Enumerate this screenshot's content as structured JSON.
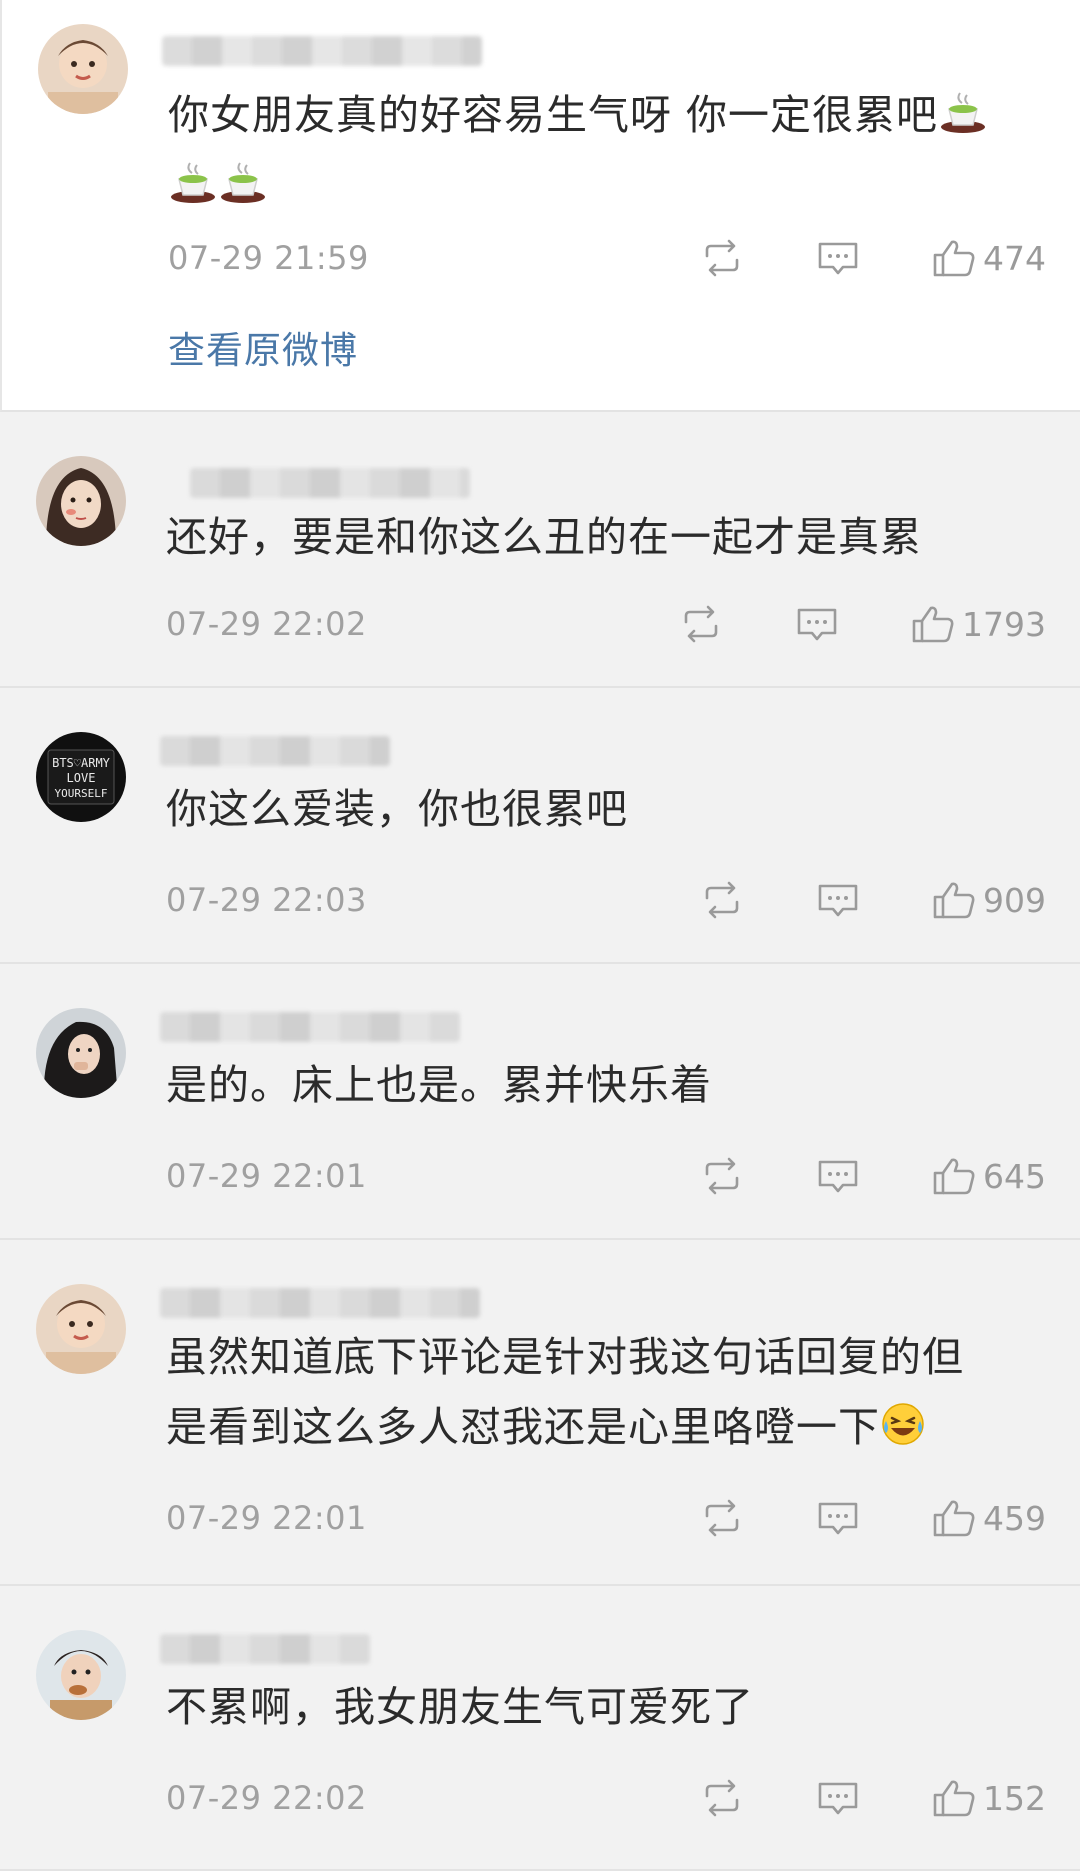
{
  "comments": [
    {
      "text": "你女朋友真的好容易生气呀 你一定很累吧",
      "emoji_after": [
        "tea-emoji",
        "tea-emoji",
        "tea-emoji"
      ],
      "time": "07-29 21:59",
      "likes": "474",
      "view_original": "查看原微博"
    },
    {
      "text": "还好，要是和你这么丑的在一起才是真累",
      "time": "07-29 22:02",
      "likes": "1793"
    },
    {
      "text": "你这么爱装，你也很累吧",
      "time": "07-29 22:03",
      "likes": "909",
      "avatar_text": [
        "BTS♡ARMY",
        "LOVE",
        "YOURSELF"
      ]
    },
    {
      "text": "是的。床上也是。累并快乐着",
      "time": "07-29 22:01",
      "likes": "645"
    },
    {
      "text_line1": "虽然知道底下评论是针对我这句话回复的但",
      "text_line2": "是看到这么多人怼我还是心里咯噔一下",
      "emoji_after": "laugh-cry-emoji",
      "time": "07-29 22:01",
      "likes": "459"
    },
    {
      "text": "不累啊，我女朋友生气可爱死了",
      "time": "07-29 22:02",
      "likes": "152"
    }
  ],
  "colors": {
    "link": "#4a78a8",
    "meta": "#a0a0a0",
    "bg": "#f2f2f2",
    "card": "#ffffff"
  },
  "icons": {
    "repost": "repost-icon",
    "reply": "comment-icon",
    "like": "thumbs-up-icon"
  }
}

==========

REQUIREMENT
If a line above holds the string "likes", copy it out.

TASK RESPONSE
      "likes": "474",
      "likes": "1793"
      "likes": "909",
      "likes": "645"
      "likes": "459"
      "likes": "152"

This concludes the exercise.